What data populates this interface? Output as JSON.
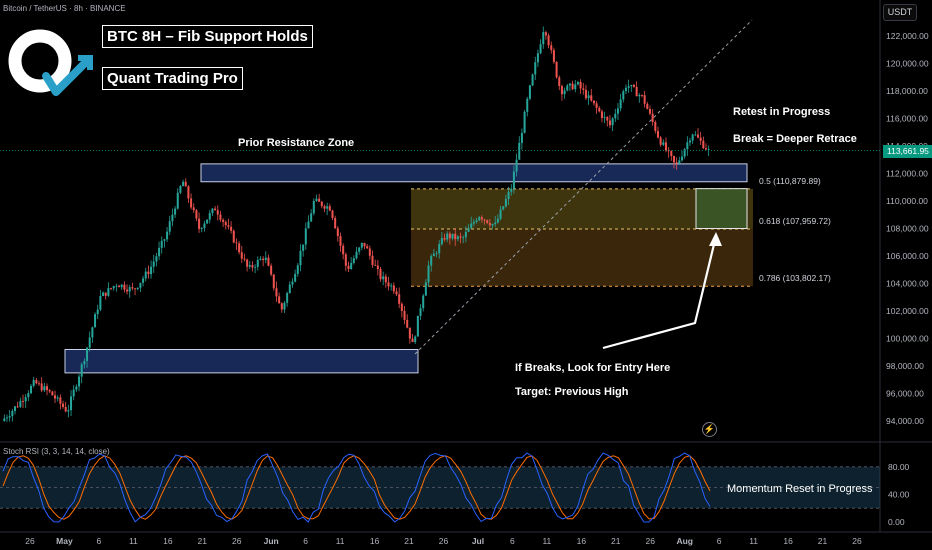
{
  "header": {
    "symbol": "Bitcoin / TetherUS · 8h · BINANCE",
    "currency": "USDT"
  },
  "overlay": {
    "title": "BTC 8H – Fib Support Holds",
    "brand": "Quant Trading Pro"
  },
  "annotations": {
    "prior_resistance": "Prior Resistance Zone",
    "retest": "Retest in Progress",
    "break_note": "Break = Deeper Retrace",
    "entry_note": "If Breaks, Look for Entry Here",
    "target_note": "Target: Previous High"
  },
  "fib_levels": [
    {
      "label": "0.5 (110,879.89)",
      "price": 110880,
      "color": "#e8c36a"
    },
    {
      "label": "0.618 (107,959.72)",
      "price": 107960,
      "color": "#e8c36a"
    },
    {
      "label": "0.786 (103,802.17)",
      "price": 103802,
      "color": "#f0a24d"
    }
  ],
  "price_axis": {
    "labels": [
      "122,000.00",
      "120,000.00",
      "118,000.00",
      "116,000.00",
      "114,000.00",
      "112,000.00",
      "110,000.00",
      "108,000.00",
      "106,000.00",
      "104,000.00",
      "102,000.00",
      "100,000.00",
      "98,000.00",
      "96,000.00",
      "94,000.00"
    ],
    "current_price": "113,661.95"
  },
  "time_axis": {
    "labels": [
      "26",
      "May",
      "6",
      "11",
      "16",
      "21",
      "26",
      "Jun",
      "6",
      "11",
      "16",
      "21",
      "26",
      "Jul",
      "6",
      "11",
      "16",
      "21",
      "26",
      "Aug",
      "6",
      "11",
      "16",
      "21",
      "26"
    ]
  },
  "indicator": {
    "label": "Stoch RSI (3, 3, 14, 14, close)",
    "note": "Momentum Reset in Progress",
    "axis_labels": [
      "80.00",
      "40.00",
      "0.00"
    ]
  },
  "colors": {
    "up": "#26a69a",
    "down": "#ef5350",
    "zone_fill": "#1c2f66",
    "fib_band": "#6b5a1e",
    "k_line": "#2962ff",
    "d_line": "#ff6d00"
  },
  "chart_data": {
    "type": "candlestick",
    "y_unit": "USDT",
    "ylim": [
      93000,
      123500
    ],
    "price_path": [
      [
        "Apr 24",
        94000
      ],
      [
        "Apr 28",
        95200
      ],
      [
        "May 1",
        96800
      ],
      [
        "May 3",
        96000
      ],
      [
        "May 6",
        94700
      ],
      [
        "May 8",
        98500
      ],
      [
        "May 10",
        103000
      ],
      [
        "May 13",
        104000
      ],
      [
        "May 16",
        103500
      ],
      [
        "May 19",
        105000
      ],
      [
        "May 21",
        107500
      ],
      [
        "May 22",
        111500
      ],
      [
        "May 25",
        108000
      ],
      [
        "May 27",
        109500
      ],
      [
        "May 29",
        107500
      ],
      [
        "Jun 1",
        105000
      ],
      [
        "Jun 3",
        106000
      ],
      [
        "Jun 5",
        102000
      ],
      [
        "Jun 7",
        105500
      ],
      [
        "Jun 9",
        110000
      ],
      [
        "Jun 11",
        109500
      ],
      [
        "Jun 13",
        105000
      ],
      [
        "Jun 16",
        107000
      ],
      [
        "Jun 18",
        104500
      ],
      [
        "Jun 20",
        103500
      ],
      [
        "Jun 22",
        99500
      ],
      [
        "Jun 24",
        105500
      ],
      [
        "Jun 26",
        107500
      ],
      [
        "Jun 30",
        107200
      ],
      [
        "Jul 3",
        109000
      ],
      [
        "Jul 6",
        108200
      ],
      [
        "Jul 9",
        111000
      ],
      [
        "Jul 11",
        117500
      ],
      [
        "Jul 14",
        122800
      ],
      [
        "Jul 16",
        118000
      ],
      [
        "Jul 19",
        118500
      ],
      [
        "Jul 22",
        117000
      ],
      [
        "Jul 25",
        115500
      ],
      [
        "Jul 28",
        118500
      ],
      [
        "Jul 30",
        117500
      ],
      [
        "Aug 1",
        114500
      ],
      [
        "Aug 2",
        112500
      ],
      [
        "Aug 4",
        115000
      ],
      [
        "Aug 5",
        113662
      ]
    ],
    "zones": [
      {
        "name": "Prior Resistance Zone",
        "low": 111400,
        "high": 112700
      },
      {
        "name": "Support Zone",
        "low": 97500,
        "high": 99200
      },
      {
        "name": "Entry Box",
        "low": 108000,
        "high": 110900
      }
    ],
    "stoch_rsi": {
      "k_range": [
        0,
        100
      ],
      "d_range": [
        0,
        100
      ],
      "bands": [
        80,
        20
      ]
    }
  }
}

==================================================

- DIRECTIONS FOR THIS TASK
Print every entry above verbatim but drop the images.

- RESPONSE AREA
What data populates this interface? Output as JSON.
{
  "header": {
    "symbol": "Bitcoin / TetherUS · 8h · BINANCE",
    "currency": "USDT"
  },
  "overlay": {
    "title": "BTC 8H – Fib Support Holds",
    "brand": "Quant Trading Pro"
  },
  "annotations": {
    "prior_resistance": "Prior Resistance Zone",
    "retest": "Retest in Progress",
    "break_note": "Break = Deeper Retrace",
    "entry_note": "If Breaks, Look for Entry Here",
    "target_note": "Target: Previous High"
  },
  "fib_levels": [
    {
      "label": "0.5 (110,879.89)",
      "price": 110880,
      "color": "#e8c36a"
    },
    {
      "label": "0.618 (107,959.72)",
      "price": 107960,
      "color": "#e8c36a"
    },
    {
      "label": "0.786 (103,802.17)",
      "price": 103802,
      "color": "#f0a24d"
    }
  ],
  "price_axis": {
    "labels": [
      "122,000.00",
      "120,000.00",
      "118,000.00",
      "116,000.00",
      "114,000.00",
      "112,000.00",
      "110,000.00",
      "108,000.00",
      "106,000.00",
      "104,000.00",
      "102,000.00",
      "100,000.00",
      "98,000.00",
      "96,000.00",
      "94,000.00"
    ],
    "current_price": "113,661.95"
  },
  "time_axis": {
    "labels": [
      "26",
      "May",
      "6",
      "11",
      "16",
      "21",
      "26",
      "Jun",
      "6",
      "11",
      "16",
      "21",
      "26",
      "Jul",
      "6",
      "11",
      "16",
      "21",
      "26",
      "Aug",
      "6",
      "11",
      "16",
      "21",
      "26"
    ]
  },
  "indicator": {
    "label": "Stoch RSI (3, 3, 14, 14, close)",
    "note": "Momentum Reset in Progress",
    "axis_labels": [
      "80.00",
      "40.00",
      "0.00"
    ]
  },
  "colors": {
    "up": "#26a69a",
    "down": "#ef5350",
    "zone_fill": "#1c2f66",
    "fib_band": "#6b5a1e",
    "k_line": "#2962ff",
    "d_line": "#ff6d00"
  },
  "chart_data": {
    "type": "candlestick",
    "y_unit": "USDT",
    "ylim": [
      93000,
      123500
    ],
    "price_path": [
      [
        "Apr 24",
        94000
      ],
      [
        "Apr 28",
        95200
      ],
      [
        "May 1",
        96800
      ],
      [
        "May 3",
        96000
      ],
      [
        "May 6",
        94700
      ],
      [
        "May 8",
        98500
      ],
      [
        "May 10",
        103000
      ],
      [
        "May 13",
        104000
      ],
      [
        "May 16",
        103500
      ],
      [
        "May 19",
        105000
      ],
      [
        "May 21",
        107500
      ],
      [
        "May 22",
        111500
      ],
      [
        "May 25",
        108000
      ],
      [
        "May 27",
        109500
      ],
      [
        "May 29",
        107500
      ],
      [
        "Jun 1",
        105000
      ],
      [
        "Jun 3",
        106000
      ],
      [
        "Jun 5",
        102000
      ],
      [
        "Jun 7",
        105500
      ],
      [
        "Jun 9",
        110000
      ],
      [
        "Jun 11",
        109500
      ],
      [
        "Jun 13",
        105000
      ],
      [
        "Jun 16",
        107000
      ],
      [
        "Jun 18",
        104500
      ],
      [
        "Jun 20",
        103500
      ],
      [
        "Jun 22",
        99500
      ],
      [
        "Jun 24",
        105500
      ],
      [
        "Jun 26",
        107500
      ],
      [
        "Jun 30",
        107200
      ],
      [
        "Jul 3",
        109000
      ],
      [
        "Jul 6",
        108200
      ],
      [
        "Jul 9",
        111000
      ],
      [
        "Jul 11",
        117500
      ],
      [
        "Jul 14",
        122800
      ],
      [
        "Jul 16",
        118000
      ],
      [
        "Jul 19",
        118500
      ],
      [
        "Jul 22",
        117000
      ],
      [
        "Jul 25",
        115500
      ],
      [
        "Jul 28",
        118500
      ],
      [
        "Jul 30",
        117500
      ],
      [
        "Aug 1",
        114500
      ],
      [
        "Aug 2",
        112500
      ],
      [
        "Aug 4",
        115000
      ],
      [
        "Aug 5",
        113662
      ]
    ],
    "zones": [
      {
        "name": "Prior Resistance Zone",
        "low": 111400,
        "high": 112700
      },
      {
        "name": "Support Zone",
        "low": 97500,
        "high": 99200
      },
      {
        "name": "Entry Box",
        "low": 108000,
        "high": 110900
      }
    ],
    "stoch_rsi": {
      "k_range": [
        0,
        100
      ],
      "d_range": [
        0,
        100
      ],
      "bands": [
        80,
        20
      ]
    }
  }
}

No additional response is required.